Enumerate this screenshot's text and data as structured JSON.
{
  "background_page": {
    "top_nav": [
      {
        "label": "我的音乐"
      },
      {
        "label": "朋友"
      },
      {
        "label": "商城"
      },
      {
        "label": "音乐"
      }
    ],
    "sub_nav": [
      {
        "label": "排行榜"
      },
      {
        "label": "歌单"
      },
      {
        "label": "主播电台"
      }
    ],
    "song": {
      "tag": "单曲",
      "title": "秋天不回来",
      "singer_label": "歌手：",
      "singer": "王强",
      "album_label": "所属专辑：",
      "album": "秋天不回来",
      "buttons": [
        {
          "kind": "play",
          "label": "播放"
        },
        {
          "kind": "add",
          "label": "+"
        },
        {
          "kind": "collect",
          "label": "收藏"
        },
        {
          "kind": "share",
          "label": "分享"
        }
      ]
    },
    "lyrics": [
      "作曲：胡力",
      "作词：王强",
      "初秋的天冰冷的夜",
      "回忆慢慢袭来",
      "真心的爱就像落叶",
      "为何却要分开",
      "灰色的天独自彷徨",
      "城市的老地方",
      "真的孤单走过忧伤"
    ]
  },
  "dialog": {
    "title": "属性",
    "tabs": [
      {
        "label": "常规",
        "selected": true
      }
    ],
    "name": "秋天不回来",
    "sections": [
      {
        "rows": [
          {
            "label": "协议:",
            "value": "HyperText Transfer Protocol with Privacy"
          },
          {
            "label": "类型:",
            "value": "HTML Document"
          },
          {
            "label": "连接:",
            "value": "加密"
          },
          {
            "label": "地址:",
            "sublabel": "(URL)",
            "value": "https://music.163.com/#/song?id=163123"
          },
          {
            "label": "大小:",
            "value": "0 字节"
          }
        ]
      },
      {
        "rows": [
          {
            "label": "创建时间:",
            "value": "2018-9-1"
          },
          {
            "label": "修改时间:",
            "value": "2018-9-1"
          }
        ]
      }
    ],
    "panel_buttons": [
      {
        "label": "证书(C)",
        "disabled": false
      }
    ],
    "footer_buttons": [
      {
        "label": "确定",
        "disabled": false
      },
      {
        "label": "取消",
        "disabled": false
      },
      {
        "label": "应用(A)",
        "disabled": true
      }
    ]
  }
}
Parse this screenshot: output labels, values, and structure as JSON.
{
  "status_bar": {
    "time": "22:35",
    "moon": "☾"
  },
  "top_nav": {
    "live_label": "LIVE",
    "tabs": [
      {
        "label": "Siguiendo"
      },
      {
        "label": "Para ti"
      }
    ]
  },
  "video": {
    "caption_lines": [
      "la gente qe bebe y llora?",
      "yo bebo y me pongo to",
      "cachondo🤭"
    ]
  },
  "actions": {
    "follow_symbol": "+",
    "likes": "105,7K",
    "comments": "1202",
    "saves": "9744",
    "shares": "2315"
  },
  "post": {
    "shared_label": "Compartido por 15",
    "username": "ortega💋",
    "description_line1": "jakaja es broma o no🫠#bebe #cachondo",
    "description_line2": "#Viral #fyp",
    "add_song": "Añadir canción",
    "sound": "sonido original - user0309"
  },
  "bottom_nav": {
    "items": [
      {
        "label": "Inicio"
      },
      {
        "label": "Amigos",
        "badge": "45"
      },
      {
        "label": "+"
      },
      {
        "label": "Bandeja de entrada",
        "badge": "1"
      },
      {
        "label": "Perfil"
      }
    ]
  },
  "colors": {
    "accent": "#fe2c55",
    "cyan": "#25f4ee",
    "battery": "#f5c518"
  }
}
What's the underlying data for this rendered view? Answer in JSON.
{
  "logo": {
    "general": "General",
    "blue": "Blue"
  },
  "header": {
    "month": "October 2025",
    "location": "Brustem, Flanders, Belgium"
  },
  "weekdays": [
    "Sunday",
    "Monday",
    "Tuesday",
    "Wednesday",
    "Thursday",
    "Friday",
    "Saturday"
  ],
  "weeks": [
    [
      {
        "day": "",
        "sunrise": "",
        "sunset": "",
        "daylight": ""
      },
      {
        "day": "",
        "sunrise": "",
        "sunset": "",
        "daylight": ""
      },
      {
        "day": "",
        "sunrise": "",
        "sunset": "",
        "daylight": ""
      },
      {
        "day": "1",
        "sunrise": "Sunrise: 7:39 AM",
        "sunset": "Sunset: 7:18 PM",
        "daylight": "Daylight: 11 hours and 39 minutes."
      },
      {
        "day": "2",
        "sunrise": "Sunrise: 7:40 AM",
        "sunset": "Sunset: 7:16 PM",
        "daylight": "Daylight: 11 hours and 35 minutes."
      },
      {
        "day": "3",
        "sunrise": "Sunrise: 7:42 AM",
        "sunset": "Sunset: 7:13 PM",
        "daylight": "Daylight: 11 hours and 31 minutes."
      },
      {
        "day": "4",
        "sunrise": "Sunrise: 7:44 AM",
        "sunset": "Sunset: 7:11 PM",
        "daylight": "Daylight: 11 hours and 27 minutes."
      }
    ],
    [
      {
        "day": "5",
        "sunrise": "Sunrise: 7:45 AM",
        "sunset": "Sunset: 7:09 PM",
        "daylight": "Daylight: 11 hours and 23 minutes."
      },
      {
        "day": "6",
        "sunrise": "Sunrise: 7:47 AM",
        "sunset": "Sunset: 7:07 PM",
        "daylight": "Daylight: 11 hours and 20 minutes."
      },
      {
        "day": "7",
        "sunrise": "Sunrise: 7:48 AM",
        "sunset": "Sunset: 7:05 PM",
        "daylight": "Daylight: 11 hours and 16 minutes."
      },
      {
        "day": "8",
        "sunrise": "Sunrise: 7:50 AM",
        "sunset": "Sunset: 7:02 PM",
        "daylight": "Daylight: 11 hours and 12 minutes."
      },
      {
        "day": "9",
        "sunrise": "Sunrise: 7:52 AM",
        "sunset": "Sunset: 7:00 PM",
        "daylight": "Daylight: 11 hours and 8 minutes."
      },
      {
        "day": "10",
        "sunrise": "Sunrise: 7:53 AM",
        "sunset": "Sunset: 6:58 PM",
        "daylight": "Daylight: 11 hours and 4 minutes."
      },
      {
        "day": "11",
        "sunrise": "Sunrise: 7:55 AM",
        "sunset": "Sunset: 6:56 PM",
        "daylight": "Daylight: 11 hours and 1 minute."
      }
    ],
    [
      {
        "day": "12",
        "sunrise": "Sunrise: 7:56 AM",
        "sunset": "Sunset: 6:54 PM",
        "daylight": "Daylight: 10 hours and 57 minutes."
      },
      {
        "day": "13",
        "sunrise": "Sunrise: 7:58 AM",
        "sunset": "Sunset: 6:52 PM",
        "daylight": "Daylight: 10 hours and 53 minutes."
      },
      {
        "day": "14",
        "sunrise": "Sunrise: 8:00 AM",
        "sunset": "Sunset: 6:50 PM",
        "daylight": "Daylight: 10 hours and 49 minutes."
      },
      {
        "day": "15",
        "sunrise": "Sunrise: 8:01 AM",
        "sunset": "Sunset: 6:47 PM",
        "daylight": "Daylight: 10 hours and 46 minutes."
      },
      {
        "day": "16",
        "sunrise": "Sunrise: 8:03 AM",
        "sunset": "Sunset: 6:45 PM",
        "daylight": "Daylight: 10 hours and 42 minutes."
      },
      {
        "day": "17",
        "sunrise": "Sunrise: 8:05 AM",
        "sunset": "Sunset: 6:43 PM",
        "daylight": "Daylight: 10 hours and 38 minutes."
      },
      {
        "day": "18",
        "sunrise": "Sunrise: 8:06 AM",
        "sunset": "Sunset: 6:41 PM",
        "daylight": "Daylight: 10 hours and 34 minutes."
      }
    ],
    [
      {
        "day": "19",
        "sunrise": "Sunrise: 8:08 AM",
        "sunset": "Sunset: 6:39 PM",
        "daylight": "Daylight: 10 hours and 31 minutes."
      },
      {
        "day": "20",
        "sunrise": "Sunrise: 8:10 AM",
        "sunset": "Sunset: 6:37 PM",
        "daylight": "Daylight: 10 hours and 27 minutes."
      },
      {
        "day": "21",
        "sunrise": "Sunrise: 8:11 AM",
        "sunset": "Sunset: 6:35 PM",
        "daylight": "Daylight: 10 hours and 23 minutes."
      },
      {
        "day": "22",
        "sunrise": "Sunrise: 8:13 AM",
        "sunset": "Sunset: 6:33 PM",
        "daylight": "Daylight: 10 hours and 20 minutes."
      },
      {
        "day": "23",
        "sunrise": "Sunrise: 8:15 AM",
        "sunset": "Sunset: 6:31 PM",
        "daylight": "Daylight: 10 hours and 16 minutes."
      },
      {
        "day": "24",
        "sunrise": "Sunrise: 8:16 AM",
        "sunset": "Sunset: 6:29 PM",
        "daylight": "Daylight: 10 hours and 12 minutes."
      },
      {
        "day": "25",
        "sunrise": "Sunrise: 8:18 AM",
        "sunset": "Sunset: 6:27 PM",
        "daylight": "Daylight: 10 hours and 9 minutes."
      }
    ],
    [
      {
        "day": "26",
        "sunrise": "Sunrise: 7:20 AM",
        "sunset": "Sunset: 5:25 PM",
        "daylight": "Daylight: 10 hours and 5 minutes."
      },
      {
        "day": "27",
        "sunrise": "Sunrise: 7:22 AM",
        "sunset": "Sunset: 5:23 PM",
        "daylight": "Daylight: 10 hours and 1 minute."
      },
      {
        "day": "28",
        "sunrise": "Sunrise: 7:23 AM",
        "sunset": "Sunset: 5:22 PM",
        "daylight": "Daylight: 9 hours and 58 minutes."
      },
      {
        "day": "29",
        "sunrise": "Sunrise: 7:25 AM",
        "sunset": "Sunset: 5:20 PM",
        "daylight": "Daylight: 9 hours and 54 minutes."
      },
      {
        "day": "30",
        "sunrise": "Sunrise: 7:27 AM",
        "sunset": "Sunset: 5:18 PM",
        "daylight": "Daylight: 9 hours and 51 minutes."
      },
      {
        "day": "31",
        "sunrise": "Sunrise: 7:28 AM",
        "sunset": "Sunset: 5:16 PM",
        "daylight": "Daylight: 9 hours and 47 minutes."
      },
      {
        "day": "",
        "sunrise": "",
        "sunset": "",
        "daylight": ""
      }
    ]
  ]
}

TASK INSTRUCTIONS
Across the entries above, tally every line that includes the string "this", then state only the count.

THE COMPLETED TASK
3